  • The main theories in Germany are (like in the U.S.) behaviorism, information processing and constructivism.
  • In Germany is not really a law, which tells us what theory we have to use. So everyone is relatively free to choose the one he or she likes best.
  • In former times, behaviorism was most popular, but now the focus is on constructivism.
  • In Germany there is not just one theory, but a mixture of all those outlined above.
  • We would like to know what the main learning theories are called in Germany / in the U.S. and which theories are encouraged
  • We would like to know how these theories are taught to teacher education students in Germany / in the U.S.
  • We would like to know which type of learning theories & instruction are most widely used in Germany / in the U.S.

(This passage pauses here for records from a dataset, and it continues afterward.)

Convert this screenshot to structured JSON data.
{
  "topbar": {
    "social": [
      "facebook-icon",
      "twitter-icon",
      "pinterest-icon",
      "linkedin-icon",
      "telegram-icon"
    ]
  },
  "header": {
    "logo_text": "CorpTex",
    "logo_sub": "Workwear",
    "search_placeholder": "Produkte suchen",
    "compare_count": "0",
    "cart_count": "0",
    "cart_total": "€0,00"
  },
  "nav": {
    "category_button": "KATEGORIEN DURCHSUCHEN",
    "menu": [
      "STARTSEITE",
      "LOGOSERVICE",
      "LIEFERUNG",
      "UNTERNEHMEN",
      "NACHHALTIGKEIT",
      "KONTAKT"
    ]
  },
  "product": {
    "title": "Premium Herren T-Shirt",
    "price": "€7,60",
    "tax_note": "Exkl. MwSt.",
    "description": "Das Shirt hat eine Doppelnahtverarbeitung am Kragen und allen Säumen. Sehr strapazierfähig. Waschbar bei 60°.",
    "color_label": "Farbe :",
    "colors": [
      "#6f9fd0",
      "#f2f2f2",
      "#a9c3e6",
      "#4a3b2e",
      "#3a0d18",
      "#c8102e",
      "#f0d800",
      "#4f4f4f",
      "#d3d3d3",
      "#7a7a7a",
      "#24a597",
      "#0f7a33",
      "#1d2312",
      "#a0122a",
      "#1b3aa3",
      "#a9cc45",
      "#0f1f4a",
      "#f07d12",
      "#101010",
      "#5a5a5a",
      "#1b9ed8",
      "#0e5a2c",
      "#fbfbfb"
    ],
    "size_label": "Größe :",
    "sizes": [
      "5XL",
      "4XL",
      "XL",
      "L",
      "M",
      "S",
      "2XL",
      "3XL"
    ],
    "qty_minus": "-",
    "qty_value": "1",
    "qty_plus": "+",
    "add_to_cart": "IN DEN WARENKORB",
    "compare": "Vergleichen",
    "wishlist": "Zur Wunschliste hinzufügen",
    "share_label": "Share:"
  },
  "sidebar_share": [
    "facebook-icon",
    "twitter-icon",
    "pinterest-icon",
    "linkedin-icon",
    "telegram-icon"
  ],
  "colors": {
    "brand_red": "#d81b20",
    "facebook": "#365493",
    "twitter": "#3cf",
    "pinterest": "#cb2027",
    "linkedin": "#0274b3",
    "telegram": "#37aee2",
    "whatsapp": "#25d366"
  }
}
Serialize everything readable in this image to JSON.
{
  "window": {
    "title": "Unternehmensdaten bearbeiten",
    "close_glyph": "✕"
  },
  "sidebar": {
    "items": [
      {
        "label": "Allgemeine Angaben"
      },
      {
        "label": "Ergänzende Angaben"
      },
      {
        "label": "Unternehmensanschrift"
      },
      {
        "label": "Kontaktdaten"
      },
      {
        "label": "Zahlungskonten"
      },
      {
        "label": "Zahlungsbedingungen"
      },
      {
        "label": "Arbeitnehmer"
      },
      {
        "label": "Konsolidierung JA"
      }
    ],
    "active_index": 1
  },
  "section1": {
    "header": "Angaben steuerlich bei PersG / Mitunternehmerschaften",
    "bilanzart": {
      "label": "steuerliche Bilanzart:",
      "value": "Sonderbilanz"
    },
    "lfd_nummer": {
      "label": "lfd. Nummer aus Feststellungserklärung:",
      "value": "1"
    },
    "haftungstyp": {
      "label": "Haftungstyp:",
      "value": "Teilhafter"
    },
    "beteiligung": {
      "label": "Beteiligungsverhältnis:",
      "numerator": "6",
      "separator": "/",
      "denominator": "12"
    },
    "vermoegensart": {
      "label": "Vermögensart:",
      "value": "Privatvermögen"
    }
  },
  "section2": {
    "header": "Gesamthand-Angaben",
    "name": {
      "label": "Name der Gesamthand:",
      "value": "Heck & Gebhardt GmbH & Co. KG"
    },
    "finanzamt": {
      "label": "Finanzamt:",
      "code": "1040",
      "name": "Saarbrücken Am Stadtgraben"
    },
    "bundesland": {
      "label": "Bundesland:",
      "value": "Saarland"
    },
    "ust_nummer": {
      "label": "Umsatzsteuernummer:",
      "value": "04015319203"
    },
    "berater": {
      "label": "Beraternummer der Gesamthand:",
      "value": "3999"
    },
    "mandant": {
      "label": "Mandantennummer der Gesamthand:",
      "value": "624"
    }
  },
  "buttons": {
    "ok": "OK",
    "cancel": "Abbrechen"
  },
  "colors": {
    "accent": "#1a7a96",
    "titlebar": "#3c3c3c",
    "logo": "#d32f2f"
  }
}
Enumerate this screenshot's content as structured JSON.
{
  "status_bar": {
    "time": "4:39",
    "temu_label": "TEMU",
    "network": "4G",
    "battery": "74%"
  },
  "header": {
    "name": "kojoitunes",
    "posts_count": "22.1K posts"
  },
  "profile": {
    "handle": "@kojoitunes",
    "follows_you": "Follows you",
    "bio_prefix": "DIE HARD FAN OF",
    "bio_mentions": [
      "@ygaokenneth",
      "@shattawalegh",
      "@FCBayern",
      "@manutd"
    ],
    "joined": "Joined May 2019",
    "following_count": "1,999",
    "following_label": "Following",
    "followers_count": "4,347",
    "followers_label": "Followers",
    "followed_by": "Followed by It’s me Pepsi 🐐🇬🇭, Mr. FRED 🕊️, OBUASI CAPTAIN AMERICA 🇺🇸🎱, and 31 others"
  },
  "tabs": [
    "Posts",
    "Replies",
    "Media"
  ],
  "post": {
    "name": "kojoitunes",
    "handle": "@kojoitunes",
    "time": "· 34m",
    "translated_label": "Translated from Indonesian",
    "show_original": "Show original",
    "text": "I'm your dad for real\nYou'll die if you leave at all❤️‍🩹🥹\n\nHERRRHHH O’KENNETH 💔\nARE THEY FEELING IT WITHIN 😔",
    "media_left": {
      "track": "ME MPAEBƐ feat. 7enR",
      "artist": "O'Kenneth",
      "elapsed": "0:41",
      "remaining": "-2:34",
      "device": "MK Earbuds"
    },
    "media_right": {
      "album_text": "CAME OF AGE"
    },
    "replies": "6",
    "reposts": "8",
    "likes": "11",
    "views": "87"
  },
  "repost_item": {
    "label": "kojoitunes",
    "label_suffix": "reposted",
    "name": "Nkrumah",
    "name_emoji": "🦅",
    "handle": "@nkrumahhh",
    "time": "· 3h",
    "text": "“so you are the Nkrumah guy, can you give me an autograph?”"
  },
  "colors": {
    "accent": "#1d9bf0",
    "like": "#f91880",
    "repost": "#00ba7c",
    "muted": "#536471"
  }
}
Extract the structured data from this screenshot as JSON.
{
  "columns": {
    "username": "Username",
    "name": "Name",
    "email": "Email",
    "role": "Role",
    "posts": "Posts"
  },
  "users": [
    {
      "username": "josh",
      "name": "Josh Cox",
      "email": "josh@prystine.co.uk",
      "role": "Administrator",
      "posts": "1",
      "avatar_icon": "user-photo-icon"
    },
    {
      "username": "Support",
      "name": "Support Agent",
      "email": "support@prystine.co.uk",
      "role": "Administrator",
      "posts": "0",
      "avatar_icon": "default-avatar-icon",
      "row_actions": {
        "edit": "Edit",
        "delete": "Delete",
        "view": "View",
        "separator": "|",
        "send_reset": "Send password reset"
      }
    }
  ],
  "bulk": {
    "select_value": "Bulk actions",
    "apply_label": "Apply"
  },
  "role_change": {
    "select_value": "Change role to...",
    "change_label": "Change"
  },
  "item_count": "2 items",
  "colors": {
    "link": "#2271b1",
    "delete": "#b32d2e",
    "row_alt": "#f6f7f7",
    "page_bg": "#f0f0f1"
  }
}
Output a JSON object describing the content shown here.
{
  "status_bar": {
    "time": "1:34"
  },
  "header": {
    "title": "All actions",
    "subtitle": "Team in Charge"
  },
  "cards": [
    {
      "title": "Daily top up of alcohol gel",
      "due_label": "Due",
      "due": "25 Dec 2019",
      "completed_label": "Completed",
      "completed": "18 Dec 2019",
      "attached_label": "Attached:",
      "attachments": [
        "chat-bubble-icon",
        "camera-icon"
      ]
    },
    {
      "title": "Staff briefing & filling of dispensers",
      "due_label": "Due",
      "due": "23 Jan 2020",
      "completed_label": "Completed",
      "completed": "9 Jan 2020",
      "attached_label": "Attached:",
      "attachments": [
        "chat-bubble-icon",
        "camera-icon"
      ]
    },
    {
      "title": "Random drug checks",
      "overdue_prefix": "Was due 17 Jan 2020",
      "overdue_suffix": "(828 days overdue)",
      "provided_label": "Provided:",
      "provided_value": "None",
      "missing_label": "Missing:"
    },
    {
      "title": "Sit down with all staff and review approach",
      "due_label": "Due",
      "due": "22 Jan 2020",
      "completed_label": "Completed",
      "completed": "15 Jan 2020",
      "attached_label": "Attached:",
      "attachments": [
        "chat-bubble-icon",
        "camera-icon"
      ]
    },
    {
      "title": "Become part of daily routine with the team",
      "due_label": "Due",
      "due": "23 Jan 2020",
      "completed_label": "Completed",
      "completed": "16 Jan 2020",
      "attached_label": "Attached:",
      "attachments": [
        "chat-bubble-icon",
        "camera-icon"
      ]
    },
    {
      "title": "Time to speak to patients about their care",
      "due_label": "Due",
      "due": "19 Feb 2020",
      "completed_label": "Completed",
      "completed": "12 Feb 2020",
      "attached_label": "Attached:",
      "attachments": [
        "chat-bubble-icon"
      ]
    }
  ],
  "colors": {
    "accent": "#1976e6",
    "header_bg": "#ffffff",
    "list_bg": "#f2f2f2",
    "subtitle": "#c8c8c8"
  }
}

  • We would like to know if teachers are expected to teach their classes based on a specific learning theory. For example: do they have to teach in the theory that the school believs or are they allowed some flexibilty.
  • We would like to know how successful kids are using one method over the others.
  • Over generations, did the learning theories taught change or have teachers always been encrouaged to teach a certain method.

  • I learned that Germany and the United States have the same learning theories, including behaviorism, information processing, and constructivism.
  • Both Germany and the United States traditinally focused on behavorism but now highly encourage constructivism.
  • Germany's learner centered approaches include journals, role play, and students teaching lessons, which is very interesting.

Our presentation[edit]